"I wish we lived in a world where there was no need for reservations. This wish informs the way I react to them. But of course, I know we don't live in such a world, nor do I think we will get to such a world any time soon. (I honestly wish, too, that I am wrong there). Therefore, all things considered, I think reservations are the best answer -- or the least bad answer -- to a thorny problem."
This is like saying, "I wish we live in a world where India will win every cricket match. But of course, we don't live in such a world, nor do I think we will get to such a world anytime soon. (I honestly wish, too that I am wrong there). (Loud applause at this moment) Therefore, all things considered, I think playing all matches against Zimbabwe is the best answer -- or the least bad answer -- to a thorny problem." If I don't have any other solution, refuse to think, then this must be the correct answer. All that is left is shifting the burden of proof.
Fifthly, the blogs introduce red herrings in the argument to confuse us. Two examples:
"...How long should we carry on with reservations? This is a prickly issue, and I don't have a good answer. My feeling is -- maybe this is wishful thinking -- that when reservations have benefited some critical mass of people, they will themselves call for an end to them..."
"Lastly, as an aside, will you believe me that I have met Mandal? No, not Justice BP Mandal but Ashok Mandal. He is a rickshaw puller in Delhi University and hails from Murho in Madhepura. Just where Justice Mandal came from."
Largely irrelevant, just as irrelevant if I was to tell you suddenly (in between why reservations in higher education is not needed) that my mother tutored two kids of my maid-servant and she's paying for one of them's education. They are poor, but not a SC/ ST or OBC.
Sixthly (!), these blogs are guilty of the straw man fallacy. They will misrepresent someone else's position so that it can be attacked more easily, knock down that misrepresented position, then conclude that the original position has been demolished.
"Merit is left to rot. Maybe so, but for one thing, how much have we truly valued merit anyway? Why should we assume that those who benefit from quota admissions, say, will all automatically be poor students?... There's rampant abuse. But any system will be abused. But that some people take advantage of a scheme is not, by itself, reason to throw out that scheme...."

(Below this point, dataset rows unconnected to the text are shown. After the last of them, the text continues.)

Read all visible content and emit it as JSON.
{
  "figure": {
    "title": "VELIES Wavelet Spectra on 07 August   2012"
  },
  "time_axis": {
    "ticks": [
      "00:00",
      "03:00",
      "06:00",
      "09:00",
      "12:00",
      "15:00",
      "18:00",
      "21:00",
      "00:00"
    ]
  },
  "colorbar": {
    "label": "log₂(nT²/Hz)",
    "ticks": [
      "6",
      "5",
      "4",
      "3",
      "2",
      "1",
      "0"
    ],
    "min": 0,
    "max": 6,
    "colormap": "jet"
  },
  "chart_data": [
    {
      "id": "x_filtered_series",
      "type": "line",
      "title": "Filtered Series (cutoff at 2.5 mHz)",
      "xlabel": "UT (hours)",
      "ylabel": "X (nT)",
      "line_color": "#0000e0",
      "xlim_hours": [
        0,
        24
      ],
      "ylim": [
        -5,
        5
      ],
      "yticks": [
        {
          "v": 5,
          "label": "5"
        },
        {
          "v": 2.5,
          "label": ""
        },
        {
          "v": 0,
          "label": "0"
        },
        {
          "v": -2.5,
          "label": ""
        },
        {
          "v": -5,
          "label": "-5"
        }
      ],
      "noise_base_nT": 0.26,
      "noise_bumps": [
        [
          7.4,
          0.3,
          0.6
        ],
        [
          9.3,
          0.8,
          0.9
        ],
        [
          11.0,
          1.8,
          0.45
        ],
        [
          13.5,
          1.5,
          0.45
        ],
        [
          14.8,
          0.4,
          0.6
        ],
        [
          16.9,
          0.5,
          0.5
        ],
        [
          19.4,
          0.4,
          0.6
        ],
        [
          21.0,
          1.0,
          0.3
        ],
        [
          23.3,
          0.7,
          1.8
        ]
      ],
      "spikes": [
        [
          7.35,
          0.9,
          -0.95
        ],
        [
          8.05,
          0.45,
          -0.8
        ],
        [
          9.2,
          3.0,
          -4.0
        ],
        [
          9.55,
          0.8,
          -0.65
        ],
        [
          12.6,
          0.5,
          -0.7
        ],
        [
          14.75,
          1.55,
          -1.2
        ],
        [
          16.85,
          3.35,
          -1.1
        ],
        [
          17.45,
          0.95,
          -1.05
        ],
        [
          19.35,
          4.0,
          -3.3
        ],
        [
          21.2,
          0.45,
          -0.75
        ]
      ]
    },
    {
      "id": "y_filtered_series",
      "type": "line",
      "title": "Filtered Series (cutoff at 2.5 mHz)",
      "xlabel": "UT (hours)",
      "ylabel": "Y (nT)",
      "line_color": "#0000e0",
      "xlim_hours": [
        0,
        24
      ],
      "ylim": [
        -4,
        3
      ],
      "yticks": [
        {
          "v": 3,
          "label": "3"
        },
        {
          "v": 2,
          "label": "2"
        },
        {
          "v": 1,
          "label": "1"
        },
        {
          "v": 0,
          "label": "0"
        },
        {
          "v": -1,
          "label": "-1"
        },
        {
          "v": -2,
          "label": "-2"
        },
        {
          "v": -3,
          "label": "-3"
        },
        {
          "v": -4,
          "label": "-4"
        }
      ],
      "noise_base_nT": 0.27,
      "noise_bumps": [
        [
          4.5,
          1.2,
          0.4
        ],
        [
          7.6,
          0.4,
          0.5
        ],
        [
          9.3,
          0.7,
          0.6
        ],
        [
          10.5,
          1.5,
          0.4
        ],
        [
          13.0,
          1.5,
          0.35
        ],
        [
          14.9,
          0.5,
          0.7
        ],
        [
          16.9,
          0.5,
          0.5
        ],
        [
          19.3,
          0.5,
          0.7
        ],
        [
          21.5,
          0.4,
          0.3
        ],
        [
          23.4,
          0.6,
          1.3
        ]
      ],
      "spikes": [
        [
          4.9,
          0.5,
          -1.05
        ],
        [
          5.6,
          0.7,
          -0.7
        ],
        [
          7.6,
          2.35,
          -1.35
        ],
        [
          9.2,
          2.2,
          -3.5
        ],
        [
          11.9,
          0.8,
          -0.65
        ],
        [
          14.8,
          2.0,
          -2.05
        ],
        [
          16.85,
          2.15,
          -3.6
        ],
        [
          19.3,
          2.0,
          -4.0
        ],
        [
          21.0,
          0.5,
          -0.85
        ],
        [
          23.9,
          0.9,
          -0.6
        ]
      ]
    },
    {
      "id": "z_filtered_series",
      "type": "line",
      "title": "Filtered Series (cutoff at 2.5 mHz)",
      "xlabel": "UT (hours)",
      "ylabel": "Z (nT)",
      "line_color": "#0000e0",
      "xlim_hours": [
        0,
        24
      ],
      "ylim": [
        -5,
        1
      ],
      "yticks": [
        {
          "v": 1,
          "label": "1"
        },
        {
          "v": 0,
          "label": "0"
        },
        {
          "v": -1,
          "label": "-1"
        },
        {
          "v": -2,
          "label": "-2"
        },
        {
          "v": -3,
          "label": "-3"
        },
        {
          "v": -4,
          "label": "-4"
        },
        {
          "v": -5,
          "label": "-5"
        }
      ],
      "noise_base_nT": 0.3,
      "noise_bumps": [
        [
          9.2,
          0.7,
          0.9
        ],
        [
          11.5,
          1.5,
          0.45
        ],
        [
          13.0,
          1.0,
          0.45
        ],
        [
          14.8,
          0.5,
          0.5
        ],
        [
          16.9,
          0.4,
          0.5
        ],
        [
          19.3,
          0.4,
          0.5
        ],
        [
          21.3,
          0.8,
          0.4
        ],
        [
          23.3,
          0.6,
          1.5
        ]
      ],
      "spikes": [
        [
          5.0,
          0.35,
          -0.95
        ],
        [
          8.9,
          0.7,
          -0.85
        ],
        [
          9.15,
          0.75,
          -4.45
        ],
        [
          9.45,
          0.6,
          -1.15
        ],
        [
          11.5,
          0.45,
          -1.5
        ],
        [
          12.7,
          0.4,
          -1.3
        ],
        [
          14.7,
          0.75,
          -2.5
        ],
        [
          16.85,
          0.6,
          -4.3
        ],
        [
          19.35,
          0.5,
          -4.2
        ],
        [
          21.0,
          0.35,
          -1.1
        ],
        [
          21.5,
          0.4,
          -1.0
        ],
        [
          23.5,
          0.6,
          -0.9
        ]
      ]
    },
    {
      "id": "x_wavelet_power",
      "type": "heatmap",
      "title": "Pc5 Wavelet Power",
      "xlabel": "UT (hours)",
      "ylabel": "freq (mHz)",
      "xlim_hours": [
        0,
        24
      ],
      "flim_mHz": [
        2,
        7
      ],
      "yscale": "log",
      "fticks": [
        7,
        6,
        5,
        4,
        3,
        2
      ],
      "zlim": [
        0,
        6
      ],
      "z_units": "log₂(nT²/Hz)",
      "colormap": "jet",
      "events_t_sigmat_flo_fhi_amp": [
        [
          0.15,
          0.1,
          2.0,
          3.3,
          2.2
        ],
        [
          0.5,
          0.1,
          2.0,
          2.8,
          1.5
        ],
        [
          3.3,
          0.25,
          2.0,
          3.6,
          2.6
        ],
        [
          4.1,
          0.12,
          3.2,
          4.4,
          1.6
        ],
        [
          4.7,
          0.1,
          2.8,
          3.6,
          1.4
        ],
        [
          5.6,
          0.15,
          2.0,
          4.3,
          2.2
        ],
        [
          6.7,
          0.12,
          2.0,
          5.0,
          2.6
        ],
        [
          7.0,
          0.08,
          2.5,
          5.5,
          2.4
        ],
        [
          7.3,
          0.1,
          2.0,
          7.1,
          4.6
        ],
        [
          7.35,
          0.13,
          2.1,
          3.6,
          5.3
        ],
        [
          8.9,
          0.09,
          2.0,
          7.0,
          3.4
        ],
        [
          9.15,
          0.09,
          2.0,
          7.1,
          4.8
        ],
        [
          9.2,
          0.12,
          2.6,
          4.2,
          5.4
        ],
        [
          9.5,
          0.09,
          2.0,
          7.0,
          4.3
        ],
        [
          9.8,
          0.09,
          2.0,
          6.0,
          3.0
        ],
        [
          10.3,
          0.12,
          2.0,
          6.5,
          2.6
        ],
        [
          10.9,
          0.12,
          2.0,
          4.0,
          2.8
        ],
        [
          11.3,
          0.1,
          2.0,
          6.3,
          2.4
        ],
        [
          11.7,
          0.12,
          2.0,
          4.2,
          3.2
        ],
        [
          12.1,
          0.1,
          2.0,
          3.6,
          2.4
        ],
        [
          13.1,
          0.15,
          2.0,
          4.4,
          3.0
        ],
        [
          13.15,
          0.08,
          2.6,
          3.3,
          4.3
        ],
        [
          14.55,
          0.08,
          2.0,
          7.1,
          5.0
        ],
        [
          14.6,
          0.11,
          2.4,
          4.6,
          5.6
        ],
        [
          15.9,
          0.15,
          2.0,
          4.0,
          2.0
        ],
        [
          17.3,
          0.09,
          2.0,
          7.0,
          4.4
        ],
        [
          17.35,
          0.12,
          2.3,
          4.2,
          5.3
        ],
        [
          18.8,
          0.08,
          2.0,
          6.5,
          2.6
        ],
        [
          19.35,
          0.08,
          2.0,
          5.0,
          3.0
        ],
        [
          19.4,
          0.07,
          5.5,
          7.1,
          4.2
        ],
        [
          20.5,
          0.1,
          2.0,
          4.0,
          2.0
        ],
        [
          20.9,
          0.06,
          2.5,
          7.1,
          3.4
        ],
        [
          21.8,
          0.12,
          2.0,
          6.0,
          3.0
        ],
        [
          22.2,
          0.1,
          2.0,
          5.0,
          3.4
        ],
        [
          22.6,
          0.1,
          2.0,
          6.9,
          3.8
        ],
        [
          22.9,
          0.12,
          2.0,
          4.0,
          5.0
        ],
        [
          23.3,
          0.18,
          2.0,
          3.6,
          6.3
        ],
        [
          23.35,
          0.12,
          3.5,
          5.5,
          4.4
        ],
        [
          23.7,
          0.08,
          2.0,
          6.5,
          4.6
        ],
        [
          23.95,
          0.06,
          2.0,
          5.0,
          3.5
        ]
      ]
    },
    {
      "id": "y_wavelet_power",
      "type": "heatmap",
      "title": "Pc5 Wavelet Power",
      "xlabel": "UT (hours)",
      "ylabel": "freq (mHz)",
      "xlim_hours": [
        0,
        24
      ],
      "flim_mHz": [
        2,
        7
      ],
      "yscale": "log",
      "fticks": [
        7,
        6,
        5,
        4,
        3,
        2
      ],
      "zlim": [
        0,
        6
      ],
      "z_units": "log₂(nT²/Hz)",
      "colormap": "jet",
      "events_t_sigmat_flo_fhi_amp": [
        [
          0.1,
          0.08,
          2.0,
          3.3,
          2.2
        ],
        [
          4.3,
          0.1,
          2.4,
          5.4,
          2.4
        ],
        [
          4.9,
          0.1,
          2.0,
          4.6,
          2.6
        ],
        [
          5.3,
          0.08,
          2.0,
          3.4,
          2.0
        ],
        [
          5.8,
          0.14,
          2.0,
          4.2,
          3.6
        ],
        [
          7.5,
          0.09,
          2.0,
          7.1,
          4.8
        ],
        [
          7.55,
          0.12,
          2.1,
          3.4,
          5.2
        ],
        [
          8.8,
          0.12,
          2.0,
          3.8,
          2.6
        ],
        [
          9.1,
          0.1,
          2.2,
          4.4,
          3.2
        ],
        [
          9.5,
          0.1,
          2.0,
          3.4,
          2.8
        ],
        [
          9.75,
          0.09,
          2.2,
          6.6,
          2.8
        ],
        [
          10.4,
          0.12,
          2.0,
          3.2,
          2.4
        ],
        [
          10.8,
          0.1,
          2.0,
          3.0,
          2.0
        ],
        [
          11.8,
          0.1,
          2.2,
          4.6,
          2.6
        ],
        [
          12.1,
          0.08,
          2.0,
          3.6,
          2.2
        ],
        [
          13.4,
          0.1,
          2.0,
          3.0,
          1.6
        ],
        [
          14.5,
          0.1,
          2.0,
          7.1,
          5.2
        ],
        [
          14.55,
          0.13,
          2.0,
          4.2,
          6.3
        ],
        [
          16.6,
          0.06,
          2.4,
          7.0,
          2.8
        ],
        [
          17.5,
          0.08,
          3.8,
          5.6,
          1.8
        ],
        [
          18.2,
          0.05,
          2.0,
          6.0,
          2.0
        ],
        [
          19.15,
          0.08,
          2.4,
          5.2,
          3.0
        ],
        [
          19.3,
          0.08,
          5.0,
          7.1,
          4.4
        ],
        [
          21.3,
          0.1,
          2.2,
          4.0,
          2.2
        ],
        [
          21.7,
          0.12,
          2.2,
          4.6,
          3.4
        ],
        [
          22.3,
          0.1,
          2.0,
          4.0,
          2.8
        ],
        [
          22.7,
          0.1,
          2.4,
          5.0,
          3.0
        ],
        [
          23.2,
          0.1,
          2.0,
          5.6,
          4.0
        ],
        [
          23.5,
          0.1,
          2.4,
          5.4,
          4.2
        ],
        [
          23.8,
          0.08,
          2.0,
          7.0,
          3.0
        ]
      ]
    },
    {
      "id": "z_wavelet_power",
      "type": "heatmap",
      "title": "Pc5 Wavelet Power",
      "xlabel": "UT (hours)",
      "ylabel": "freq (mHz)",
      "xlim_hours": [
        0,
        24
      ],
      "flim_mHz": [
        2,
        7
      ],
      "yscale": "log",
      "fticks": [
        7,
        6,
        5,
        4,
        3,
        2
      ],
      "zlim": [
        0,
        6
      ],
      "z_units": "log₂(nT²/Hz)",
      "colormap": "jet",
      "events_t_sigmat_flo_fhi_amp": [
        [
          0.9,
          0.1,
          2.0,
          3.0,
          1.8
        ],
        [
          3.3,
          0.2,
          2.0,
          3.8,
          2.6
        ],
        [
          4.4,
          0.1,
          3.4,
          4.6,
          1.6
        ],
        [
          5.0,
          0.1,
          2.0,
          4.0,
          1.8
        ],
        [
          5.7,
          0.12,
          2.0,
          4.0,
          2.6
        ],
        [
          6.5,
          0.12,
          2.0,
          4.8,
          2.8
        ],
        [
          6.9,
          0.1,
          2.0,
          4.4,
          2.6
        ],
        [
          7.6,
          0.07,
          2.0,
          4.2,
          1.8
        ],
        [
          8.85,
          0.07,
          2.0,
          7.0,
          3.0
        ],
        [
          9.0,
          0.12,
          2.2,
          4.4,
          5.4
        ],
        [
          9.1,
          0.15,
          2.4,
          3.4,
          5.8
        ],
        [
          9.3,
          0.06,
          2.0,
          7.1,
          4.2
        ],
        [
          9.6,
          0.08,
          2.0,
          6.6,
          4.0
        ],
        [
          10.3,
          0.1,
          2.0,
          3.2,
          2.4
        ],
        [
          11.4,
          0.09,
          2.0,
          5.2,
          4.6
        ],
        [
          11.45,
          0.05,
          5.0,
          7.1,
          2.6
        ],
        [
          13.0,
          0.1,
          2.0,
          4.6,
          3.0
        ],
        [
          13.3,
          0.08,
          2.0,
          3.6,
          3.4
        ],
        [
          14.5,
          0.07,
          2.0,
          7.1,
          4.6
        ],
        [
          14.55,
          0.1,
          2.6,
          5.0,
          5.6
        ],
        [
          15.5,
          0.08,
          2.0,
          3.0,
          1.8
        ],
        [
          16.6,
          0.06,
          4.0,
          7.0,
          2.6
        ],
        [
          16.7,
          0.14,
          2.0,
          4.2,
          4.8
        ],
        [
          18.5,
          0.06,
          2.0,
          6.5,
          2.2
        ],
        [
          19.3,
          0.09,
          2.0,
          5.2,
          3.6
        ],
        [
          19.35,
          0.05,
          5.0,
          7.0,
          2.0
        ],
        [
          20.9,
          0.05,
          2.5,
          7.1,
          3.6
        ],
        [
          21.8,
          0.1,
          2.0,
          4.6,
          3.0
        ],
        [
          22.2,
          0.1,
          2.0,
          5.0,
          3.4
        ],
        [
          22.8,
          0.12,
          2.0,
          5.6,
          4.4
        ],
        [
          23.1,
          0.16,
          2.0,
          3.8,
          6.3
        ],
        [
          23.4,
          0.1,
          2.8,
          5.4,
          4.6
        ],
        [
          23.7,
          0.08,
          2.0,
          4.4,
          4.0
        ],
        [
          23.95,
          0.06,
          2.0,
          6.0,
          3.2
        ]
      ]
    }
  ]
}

Yes, as also, if I assume that two wrongs will not make a right, then your entire argument fails. "Two wrongs never make a right. Hitler's holocaust to protest against centuries of alleged oppression by Jews and the Babri Masjid demolition to protest against alleged temple demolition being cases in point. Hence, no two wrongs will make a right. Hence, there is no reason to introduce another wrong (reservation) to set the wrong of Dalit oppression right." Makes sense, no?
I can point out various other fallacies in what some of these reputed blogs are saying. But I have work to do (alas!). In case you would like to demolish their (for that matter, my) arguments, go read this.
In the end let me point out the supreme statement made by a blogger, in the heat of the moment. "If Aditya Sarma does immolate himself, all those of you igniting this unwarranted frenzy - all the bloggers and editors and the chai-shop gossipers - you will be responsible for it." Huh? How did that happen? Make your own conclusions.
Update: Apologise to Dibyo, Maverick, Mama, Bobo, PJ and others. The monkey's name is Mojo.
Update 2: In case you want to get some sense of the logical fallacies I have commited, do go here. I don't agree with some of the examples the author writes about (which also means that I agree with some), but seriously, I have moved on, for now. However, if the point was that "You don't add value to the debate by resorting to 'logical fallacies', you don't inform it with further questions and facts, you don't enlighten the subject at hand" then I have to disagree.